Concerns the defeat of the Teutonic Knights who were attempting to invade Russia in the 13thC by Prince Alexander Nevsky. Russia (or rather Muscovy) was threatened from the west by the Teutonic Knights and by the Tartars from the south and east. After defeating the Swedes on the River Neva in 1240, the warrior Prince Nevsky is called to rally the people after other leaders of the city of Novgorod have failed. To defend the state he must first form a new army which defeats the Teutonic enemy at a battle fought on frozen Lake Peipus in 1242.

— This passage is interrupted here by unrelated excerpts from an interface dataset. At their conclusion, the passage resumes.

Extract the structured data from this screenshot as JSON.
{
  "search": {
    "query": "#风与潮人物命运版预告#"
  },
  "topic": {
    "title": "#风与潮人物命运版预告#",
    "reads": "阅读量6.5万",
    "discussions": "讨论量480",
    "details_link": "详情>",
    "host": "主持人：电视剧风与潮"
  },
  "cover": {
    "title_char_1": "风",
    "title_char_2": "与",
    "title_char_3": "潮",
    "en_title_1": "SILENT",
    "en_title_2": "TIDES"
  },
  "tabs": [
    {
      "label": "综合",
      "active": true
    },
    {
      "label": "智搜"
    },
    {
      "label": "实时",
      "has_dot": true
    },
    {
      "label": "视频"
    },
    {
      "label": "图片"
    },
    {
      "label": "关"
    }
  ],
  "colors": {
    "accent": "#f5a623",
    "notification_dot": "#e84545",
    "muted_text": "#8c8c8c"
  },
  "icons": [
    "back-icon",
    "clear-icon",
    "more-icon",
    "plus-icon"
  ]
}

In spite of the interference of the Soviet authorities (threats of being charged with formalism and censorship of the end product) SE is able to make a great film which is far more than mere propaganda designed to serve the interests of Stalin. Awarded the Lenin Prize 1939 for this film. To avoid possible censorship by a new adminstration SE shot the Battle on the Ice scene in the middle of summer in a field outside Moscow, using sodium silicate instead of snow.

Older versions of the film have used a very poor sound track. The reissue on Laser Disc uses a modern digital recording of Prokofiev's music based upon a reconstruction by William D. Brohn based upon Prokofiev's "Alexander Nevsky Cantata".


  1. The parallels between the medieval Teutonic Knights in 1242 and Nazi Germany in 1938. Nevsky as Stalin? Note especially the helmets (based on gargoyles, orgres and fierce animals, yet still similar to actual Nazi helmets).
  2. The use of contrasting "colours" - white for the invading Germans and black for the defending Russians. Opposite of Hollywood convention in Westerns in which good guys wear white hats and bad guys black hats.
  3. The banning and unbanning of the film according the vagaries of Stalin's foreign policy: banned as anti-Nazi after the signing of the Non-Aggression Pact in 1939; unbanned as patriotic propaganda after the invasion of the Soviet Union in 1941.
  4. The brilliant battle on the Ice at Lake Peipus in 1242. SE had the use of the Red Army as extras (as Bondarchuk did in 1968 when making War and Peace). Parallels between Nevsky's use of peasants and the role of partisans in defeating Nazi invaders (Great Patriotic War to defend Mother Russia); prophetic idea that elements would help defeat invaders (cracking ice in Nevsky; harsh winter of 1941-42).
  5. The connection between the "symphonic structure" of the film and the use of Prokofiev's music. One critic calls it an "operatic, patriot pageant."